- Generate form 843 to request a refund of Social Security / FICA payments if withheld in error (for a fee).
Documents required when using Sprintax:
- Visa/Immigration information, including Form DS-2019 or Form I-20
- Social Security or Individual Taxpayer Identification Number (if any)
- Entry and exit dates for current and past visits to the U.S.
- Tax-related forms that report U.S. income
You may receive one or more of the following or none depending on your personal situation:
W-2: W-2 form reports your wages from each employer. Make sure that any employers from 2015 have an up-to-date address for you. If you worked for Columbia and you didn’t receive a W-2, go to W-2 Information
1042-S: Issued for two purposes.
1) It reports scholarships, fellowships, grants, awards and any other stipend or payment made to you by a U.S. source that was NOT compensation work. If your scholarship or fellowship provided tuition exemption or reduction, but no stipend, you will not receive a 1042-S form. A tuition benefit is not taxable but payment for living expenses is taxable income.
2) A 1042-S also reports earned income (wages) which are exempt from tax because of a tax treaty between your country of residence and the U.S. If you received this type of income, you should receive this form by mid- March every year.
If you are supposed to receive the 1042‐S, you cannot prepare and file your 2015 income tax returns without it. If Columbia University is the payer, it is mailed at the end of February. If your address has changed, send an email to the Human Resources office which issues the 1042‐S to Carlos Lira-Coppo with your correct current address in the email message.
1099: Interest earned on bank accounts, stocks, funds, independent contractor work
1098-T: Reports tuition.

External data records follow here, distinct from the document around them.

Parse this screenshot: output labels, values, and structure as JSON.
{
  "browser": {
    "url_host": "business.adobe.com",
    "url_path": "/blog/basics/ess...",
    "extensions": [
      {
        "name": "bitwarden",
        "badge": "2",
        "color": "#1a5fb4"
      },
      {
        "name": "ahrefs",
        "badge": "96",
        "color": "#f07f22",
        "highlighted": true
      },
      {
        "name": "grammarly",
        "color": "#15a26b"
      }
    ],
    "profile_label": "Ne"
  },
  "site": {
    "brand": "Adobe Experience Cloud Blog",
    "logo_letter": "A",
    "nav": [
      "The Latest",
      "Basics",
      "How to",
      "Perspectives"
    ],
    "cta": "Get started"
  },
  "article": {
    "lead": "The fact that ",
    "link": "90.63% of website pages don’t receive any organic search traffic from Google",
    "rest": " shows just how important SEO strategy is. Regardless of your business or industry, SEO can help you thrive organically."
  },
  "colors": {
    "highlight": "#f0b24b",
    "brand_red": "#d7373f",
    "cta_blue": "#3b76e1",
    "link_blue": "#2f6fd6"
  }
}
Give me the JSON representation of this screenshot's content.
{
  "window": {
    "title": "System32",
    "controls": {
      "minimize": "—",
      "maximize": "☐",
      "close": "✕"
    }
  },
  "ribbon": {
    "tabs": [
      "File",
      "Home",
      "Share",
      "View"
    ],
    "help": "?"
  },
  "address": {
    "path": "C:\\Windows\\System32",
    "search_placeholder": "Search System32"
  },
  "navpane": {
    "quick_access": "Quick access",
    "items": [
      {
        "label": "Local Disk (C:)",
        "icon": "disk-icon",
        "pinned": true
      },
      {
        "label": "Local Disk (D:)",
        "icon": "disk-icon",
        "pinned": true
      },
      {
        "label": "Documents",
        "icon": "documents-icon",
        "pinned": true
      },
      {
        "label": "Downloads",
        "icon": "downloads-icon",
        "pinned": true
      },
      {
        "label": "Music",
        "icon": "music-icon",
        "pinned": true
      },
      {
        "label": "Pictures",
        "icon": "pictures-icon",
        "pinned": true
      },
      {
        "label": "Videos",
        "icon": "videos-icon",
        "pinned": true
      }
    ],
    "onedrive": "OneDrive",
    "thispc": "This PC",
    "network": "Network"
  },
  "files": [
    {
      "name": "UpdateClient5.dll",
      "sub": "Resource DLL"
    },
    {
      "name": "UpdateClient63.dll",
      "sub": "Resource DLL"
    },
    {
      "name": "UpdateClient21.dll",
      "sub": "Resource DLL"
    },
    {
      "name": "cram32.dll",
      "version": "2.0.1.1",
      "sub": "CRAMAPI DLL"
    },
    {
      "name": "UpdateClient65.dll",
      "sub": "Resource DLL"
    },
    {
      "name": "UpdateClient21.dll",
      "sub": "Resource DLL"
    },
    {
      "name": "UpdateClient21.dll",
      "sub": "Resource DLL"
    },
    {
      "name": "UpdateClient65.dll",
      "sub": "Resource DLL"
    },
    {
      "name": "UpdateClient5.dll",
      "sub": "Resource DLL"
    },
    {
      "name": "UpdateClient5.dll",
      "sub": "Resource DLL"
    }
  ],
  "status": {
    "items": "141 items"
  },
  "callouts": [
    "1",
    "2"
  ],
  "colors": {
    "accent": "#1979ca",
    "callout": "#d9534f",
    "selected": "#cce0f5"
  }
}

Irrelevant to the majority of international students because NRAs are not eligible to claim education expense tax credits on a non-resident tax return.
Resident for tax purposes?
Resources for resident aliens for tax purposes. Click here